A cafeteria employee reportedly saw the man, in his 40s, dressed in all black walking from the Wilson Dome parking lot, though a back gate and onto school grounds, a semiautomatic handgun holstered to his hip.
School officials called police and officers circled the school off West Longhorn Road, setting up a mobile command in the school’s west parking lot.
As the PPD worked with school officials, the man in question overheard a description of the suspect and realized it was of him. Turns out, Gila County Probation Officer Dan McKeen was on campus to give a talk to Devon Wells’ class. She was expecting him.
Police Chief Don Engler could not say if McKeen had checked in with the front office, but no one he was working with from the school knew McKeen was on campus.
Police had the cafeteria worker verify McKeen was the right man then lifted the lockdown at 9:20 a.m.
Engler and Interim Superintendent Johnny Ketchem both praised students and staff for following protocol.
“They did a very good job. Obviously it is quite an undertaking to get an entire school locked down,” Engler said.
The district regularly holds practice lockdowns and most students and staff did not know it was the real thing. They huddled quietly in the classrooms as they had practiced.
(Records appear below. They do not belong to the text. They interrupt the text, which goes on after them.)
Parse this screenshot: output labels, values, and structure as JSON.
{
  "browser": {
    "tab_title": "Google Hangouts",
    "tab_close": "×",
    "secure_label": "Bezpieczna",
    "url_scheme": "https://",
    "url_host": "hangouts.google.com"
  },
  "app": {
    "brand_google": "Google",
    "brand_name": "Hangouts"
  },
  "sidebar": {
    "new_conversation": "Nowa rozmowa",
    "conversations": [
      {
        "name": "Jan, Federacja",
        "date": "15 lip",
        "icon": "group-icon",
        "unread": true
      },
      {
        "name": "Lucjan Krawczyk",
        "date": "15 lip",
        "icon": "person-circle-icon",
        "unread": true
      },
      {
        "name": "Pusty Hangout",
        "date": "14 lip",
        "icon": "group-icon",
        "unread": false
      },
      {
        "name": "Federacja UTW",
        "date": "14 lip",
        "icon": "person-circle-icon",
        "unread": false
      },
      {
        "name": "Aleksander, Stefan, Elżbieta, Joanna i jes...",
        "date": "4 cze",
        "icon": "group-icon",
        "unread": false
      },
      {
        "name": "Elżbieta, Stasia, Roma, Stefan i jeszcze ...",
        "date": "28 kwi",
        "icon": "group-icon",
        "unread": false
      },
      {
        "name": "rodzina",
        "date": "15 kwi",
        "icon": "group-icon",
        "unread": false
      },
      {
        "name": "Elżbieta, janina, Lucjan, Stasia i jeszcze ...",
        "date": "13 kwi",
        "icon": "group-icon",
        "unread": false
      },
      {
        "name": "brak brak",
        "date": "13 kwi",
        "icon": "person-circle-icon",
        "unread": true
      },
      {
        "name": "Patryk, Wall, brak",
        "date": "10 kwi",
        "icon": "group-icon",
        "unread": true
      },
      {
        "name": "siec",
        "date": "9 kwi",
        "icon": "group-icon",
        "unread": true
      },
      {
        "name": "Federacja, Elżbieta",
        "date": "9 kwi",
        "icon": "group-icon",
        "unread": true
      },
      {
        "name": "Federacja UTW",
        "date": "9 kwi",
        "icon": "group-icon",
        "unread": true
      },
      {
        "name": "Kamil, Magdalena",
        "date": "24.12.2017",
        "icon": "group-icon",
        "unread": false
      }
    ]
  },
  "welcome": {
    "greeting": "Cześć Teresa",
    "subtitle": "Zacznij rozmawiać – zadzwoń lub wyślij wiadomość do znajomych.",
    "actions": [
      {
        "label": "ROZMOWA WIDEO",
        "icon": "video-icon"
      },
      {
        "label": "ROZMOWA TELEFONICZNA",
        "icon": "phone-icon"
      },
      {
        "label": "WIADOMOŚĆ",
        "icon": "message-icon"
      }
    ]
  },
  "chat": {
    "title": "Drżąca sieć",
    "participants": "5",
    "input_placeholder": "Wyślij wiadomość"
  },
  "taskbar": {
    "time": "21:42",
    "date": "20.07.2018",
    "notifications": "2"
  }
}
There were no officers at the high school at the time of the call. PHS lost its school resource officer two years ago when a state grant ended.
A separate grant currently funds Officer Rory Vaughn at the middle and elementary schools. Engler said the town is applying for a grant that would put an officer back at the high school next year.
On the legislative front, one lawmaker has revived a proposal to arm teachers in the classroom. Republican Rep. David Stevens (R-Sierra Vista) is sponsoring House Bill 2412 to require schools to let teachers bring guns to school if they finish 24 hours of training on handling and storage and various scenarios and dealing with an active shooter. Attorney General Tom Horne supports the measure.
Stevens sponsored a similar bill last year, but it never received a hearing.
A separate gun bill, however, did make its way through the Senate last year. Sponsored by then-Republican Sen. Rich Crandall of Mesa, it would have armed only teachers in rural schools. It died in the House.